Decided: May 16, 1940.
CITY OF NEWARK, PROSECUTOR,
J. H. THAYER MARTIN, STATE TAX COMMISSIONER, DEFENDANT
For the prosecutors, Edward P. Stout, James F. X. O'Brien and Joseph A. Ward.
For the defendant, Herbert J. Hannoch, Morris Weinstein, William Newcorn and John F. Evans.
Before Justices Trenchard, Bodine and Porter.
[125 NJL Page 104]
The above cases were argued together. They involve a single question, and that is the constitutionality of chapters 2 and 3 of Pamph. L. 1940. The Court of Errors and Appeals in Hoboken v. Martin, 123 N.J.L. 442, 446, in reviewing the distribution of gross receipt taxes and franchise taxes under chapters 7 and 8 of Pamph. L. 1938, declared the acts were unconstitutional for the following reason: "It permits an administrative officer to fix the unit of measure and provides that he shall fairly and equitably apportion the excise taxes. The statutes under consideration reveal nothing approaching a legislatively fixed or pronounced standard of admeasurement of value to aid the tax commissioner in reaching a unit of measure or equitably apportioning the taxes collected."
Shortly after the above determination the legislature enacted the statutes in question. The legislature adopted the valuation established and certified by the State Tax Commissioner for the years 1938 and 1939 as the basis for apportionment. But these statutes reveal nothing approaching a legislatively fixed or pronounced standard for the measurement of value. The statutes do not conform with the reasoning in Hoboken v. Martin, supra, or with the requirements of our constitution with respect to legislative enactments.
The public utilities involved do not question the validity of the taxes, the distribution of which the legislature sought to effect in the matter set forth in the 1938 statutes and ratified in the 1940 statutes. The distribution method of the 1938 statutes having been condemned in Hoboken v. Martin, supra, and the 1940 statutes being equally inoperative for the reason indicated, the municipalities being gravely embarrassed by reason of their inability to obtain any distribution of the tax money anticipated in their respective budgets, the invalidity of the 1938 and 1940 enactments is not to be regarded as in anywise impairing the validity of the pre-existing methods of distribution provided by the legislature.

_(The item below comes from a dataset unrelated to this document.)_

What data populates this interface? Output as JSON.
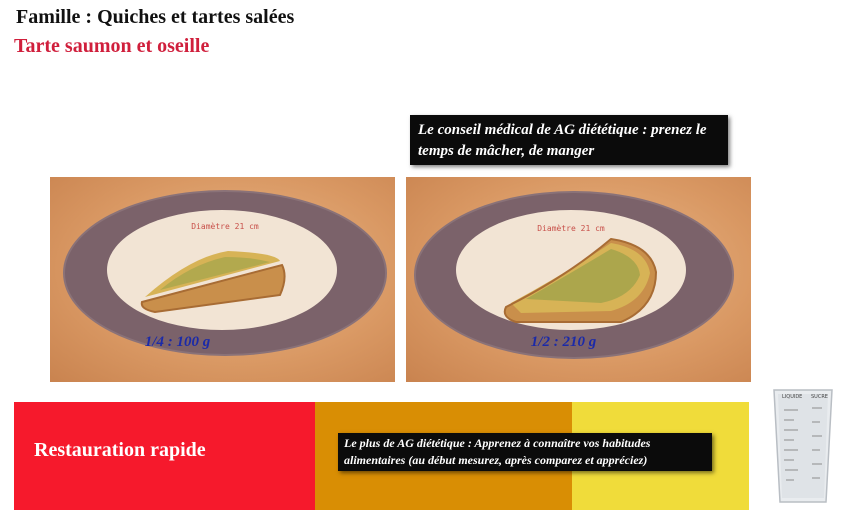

Distribution must, therefore, be made in accordance with the manner pointed out in the statutes not declared unconstitutional, and to that end judgments may be entered.